Tenbury Wells’ Diary – Merrivale is born
And then there were three! The third and final baby llama born at Golden Valley Llamas this year is mine. She’s the first girl. And she’s gorgeous. There she is on the right! Isn’t she lovely? A pretty name too – she’s called Merrivale.
Everyone knew I was going to have a baby, as I’d had an udder for at least six weeks. Our people checked on me at 10.15 last Monday night, so seeing my opportunity to give birth without them knowing anything about it, I produced Merrivale in the middle of the night. She’s a mid brown colour, similar to me, and quite fluffy. Her face markings are like Long Meg’s.
What’s becoming the llama-mother-and-baby-routine here was kicked into action: put mother and cria in a pen with hay and water, and lock the rest of the herd in the yard so I didn’t miss them. Everyone expects the regular routine to change a bit when a cria comes along, and no-one seems to mind being locked in for a night to keep the mother company.
Merrivale is quite small (though not as small as Kennett was) and this is probably because she’s my first cria. She feeds a lot and is putting on weight.

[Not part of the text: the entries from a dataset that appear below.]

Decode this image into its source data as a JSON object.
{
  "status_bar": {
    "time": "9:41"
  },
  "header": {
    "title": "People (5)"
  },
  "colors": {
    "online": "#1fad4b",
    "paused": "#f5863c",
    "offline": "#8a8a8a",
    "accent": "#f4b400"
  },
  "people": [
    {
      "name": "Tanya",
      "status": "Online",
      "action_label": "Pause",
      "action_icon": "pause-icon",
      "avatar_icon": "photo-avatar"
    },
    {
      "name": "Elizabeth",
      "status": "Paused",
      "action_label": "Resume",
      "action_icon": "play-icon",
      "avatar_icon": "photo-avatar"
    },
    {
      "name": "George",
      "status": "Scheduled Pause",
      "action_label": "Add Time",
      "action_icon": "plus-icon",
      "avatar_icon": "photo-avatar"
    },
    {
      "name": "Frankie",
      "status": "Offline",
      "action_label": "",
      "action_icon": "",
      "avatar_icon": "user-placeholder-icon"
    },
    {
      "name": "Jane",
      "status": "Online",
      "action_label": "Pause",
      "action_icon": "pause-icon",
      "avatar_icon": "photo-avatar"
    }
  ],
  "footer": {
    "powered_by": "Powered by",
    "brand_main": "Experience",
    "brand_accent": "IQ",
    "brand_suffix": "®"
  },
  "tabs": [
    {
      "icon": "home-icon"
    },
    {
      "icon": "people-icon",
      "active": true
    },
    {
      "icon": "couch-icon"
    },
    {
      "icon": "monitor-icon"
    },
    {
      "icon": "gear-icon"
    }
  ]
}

As she’s not a week old, she’s a bit awkward on her legs, but then she’ll hare off and give her muscles some good exercise.
We’ve all gone back to Bottom Field near the stream and from there we can see the fourteenth llama at Old King Street Farm. He is called Pepsi, and is older than everyone else here, even Ringsbury. He stays in Oak Field and spends most of the time on his own, but every so often one of the girls goes to visit him so she can mate with him. Pepsi has been with us a month, and the girls quite like him. I’m not so sure that the boys do and there have been snorting and clucking competitions between Pepsi and Ringsbury and Silbury.
Maes Howe is of course a great auntie, and Callanish seems to have calmed down with this third baby of the year. She hasn’t tried to steal Merrivale like she tried to take Croft Ambrey from Maes Howe! It’s a shame for Callanish and Doll Tor that they didn’t have babies this year. They are the oldest girls, and we all hoped they might be pregnant. Maybe next year.
In Bottom Field we sometimes run a crèche for the youngsters so you’ll see all three mothers and their cria in one corner of the field. All us aunties help each other out, and it gives the youngsters a chance to feed from mother or to graze.
See how much Croft Ambrey has grown since he was born in May! Maes Howe is very proud of him.
Merrivale is lovely and I usually keep her near me. As soon as she’s out of sight I call to her with a deep hum, so she comes running.
I need to feed her now, so I’ve got to go, but we’ll let you have more llama chat soon.